See what I mean? Mr. Milton’s desperate to say the gold hands suck, to the point where he uses the ever-so-English way of bitching. “I don’t necessarily dislike” something is a Brit’s way of saying “I dislike it but I can’t say that.” The same sort of response you get when you offer a parched Englishman a cup of tea: “I wouldn’t say no!”
I didn’t mean to leave you with the impression that Mr. Milton doesn’t at least nod to Panerai’s heritage, ignoring the fact that the Swiss-owned and Swiss-made brand isn’t even slightly Italian.
I think it’s important to remember where these watches come from in terms of heritage. The early Panerai watches were designed for the Italian military. They were purpose-built watches meant to get wet. And it’s with that idea in mind that I struggle with the decision to only give the Quaranta 30m of water resistance.

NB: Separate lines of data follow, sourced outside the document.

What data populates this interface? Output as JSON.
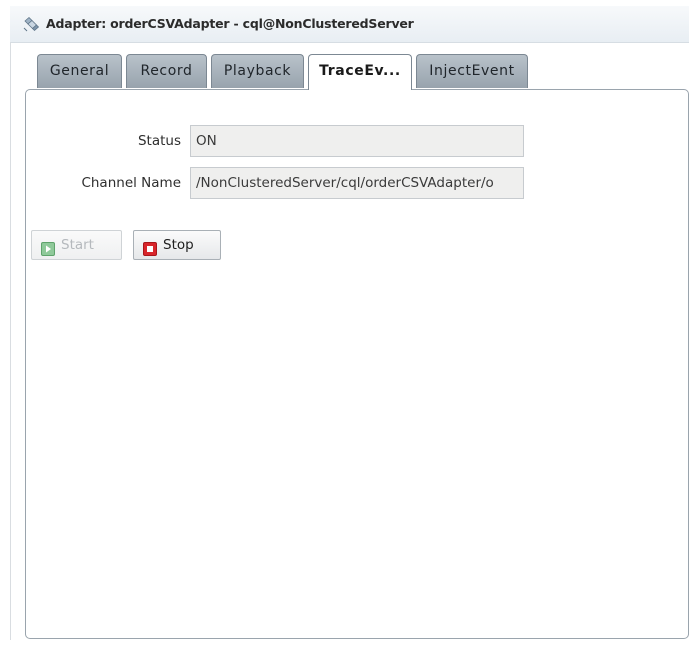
{
  "window": {
    "title": "Adapter: orderCSVAdapter - cql@NonClusteredServer",
    "icon": "adapter-icon"
  },
  "tabs": [
    {
      "label": "General",
      "active": false
    },
    {
      "label": "Record",
      "active": false
    },
    {
      "label": "Playback",
      "active": false
    },
    {
      "label": "TraceEv...",
      "active": true
    },
    {
      "label": "InjectEvent",
      "active": false
    }
  ],
  "trace_event": {
    "status": {
      "label": "Status",
      "value": "ON"
    },
    "channel_name": {
      "label": "Channel Name",
      "value": "/NonClusteredServer/cql/orderCSVAdapter/o"
    },
    "buttons": {
      "start": {
        "label": "Start",
        "icon": "play-icon",
        "enabled": false
      },
      "stop": {
        "label": "Stop",
        "icon": "stop-icon",
        "enabled": true
      }
    }
  },
  "colors": {
    "tab_inactive": "#a8b1ba",
    "start_icon": "#3aa34a",
    "stop_icon": "#d8262b",
    "field_background": "#efefee"
  }
}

More curious is the idea that there is a screw-down crown. I cannot tell if this particular screw-down crown (with no seals that I could see) is Panerai’s version of Tudor’s faux rivets, but it certainly made me chuckle. Who knows? Maybe this is the first watch that is actually rated to 30m depths. I won’t be testing that theory.
Thirty meters of water resistance? A screw-down crown that’s not impervious to water? Time out for a quick reality check, via watchresearcher.com:

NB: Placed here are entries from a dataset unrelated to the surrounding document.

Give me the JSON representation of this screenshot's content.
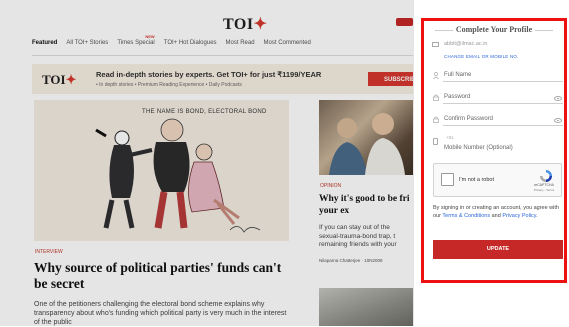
{
  "site": {
    "logo_text": "TOI",
    "logo_plus": "✦",
    "nav": [
      {
        "label": "Featured",
        "active": true
      },
      {
        "label": "All TOI+ Stories"
      },
      {
        "label": "Times Special",
        "tag": "NEW"
      },
      {
        "label": "TOI+ Hot Dialogues"
      },
      {
        "label": "Most Read"
      },
      {
        "label": "Most Commented"
      }
    ]
  },
  "banner": {
    "logo_text": "TOI",
    "logo_plus": "✦",
    "title": "Read in-depth stories by experts. Get TOI+ for just ₹1199/YEAR",
    "features": "• In depth stories   • Premium Reading Experience   • Daily Podcasts",
    "button": "SUBSCRIBE"
  },
  "lead_article": {
    "cartoon_caption": "THE NAME IS BOND, ELECTORAL BOND",
    "kicker": "INTERVIEW",
    "headline": "Why source of political parties' funds can't be secret",
    "summary": "One of the petitioners challenging the electoral bond scheme explains why transparency about who's funding which political party is very much in the interest of the public"
  },
  "side_article": {
    "kicker": "OPINION",
    "headline_line1": "Why it's good to be fri",
    "headline_line2": "your ex",
    "summary_line1": "If you can stay out of the",
    "summary_line2": "sexual-trauma-bond trap, t",
    "summary_line3": "remaining friends with your",
    "author": "Nilaparna Chatterjee · 10N2008"
  },
  "profile_panel": {
    "title": "Complete Your Profile",
    "email": "abbit@ilmac.ac.in",
    "change_link": "CHANGE EMAIL OR MOBILE NO.",
    "full_name_placeholder": "Full Name",
    "password_placeholder": "Password",
    "confirm_placeholder": "Confirm Password",
    "mobile_prefix": "+91",
    "mobile_placeholder": "Mobile Number (Optional)",
    "captcha_label": "I'm not a robot",
    "captcha_brand": "reCAPTCHA",
    "captcha_terms": "Privacy - Terms",
    "consent_prefix": "By signing in or creating an account, you agree with our ",
    "consent_link1": "Terms & Conditions",
    "consent_middle": " and ",
    "consent_link2": "Privacy Policy",
    "consent_suffix": ".",
    "update_button": "UPDATE"
  },
  "colors": {
    "accent_red": "#c62828",
    "highlight_border": "#ee1111",
    "link_blue": "#2b66d9"
  }
}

ISO 6425 is an international standard for dive watches that was introduced in 1996 by the International Organization for Standardization (ISO). This standard specifies requirements for watches intended to be used underwater.

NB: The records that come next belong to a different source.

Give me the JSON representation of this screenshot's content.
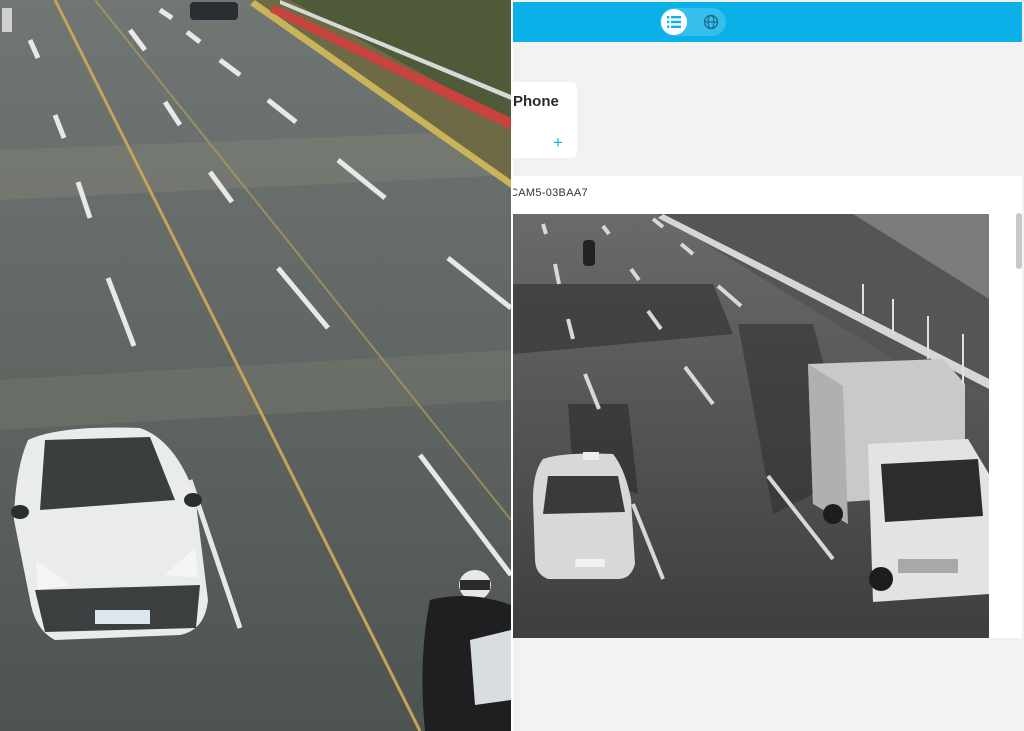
{
  "app": {
    "view_toggle": {
      "list_icon": "list-icon",
      "globe_icon": "globe-icon",
      "active": "list"
    },
    "device_card": {
      "title": "Phone",
      "add_symbol": "+"
    },
    "camera": {
      "label": "CAM5-03BAA7"
    },
    "colors": {
      "topbar": "#0ab0e8",
      "accent": "#0ab0e8",
      "background": "#f2f2f2"
    }
  }
}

The most important one is that it must be at least 100 meters water-resistant, which means that it must be able to withstand pressures up to 10 ATM (100m) without failing. The truth is that the vast majority of dive watches sport at least a 200m rating, with only a few 100m ISO divers available.
So again, this not-a-dress-watch is not a dive watch playing off the Radiomir’s purpose-driven dive watch heritage. Mr. Milton struggles with the deficit, but, ultimately, he’s amused. Chances are anyone who takes Panerai Radiomir Quaranta into water won’t be. Characteristically, Mr. Milton’s willing to cut the watch some slack. Lots of slack.
Water resistance notwithstanding, this Radiomir achieves exactly what I need it to by radiating pure Radiomir energy in a comfortable size that feels like a tool watch, down to the inclusion of a closed caseback housing the P.900 caliber with 42 hours of power reserve.
The “real” 46mm Radiomir exudes energy alright. Big dick energy! Or, perhaps, small dick energy. In any case, the equally obsequious ablogtowatch.com describes the Quaranta’s P.900 movement’s timekeeping as “adequate,” pointing out that calling the Swiss caliber “in-house” is a bit of a stretch. So it’s just as well they don’t, anymore.
At $6k you’re darn tooting it’s a stretch! But hey, HoDinkee’s headline writer reckons the 40mm Panerai Radiomir Quaranta is “the most wearable Panerai ever.” Aside from the 40mm Luminor Quaranta and the 38mm Luminor Due, that is. Both of which also fail to qualify as a proper dive watch, FWIW.
“Although I don’t get to keep this watch forever, I could certainly see myself returning to it down the road,” Mr. Milton concludes. Don’t call us, we’ll call you. In the practice of damning with faint praise, Mr. Milton has outdone himself. For Panerai, it’s the same shit in a different wrapper, with a laughable price tag (Don’t Buy Panerai). And that’s the truth about the Panerai Radiomir Quaranta.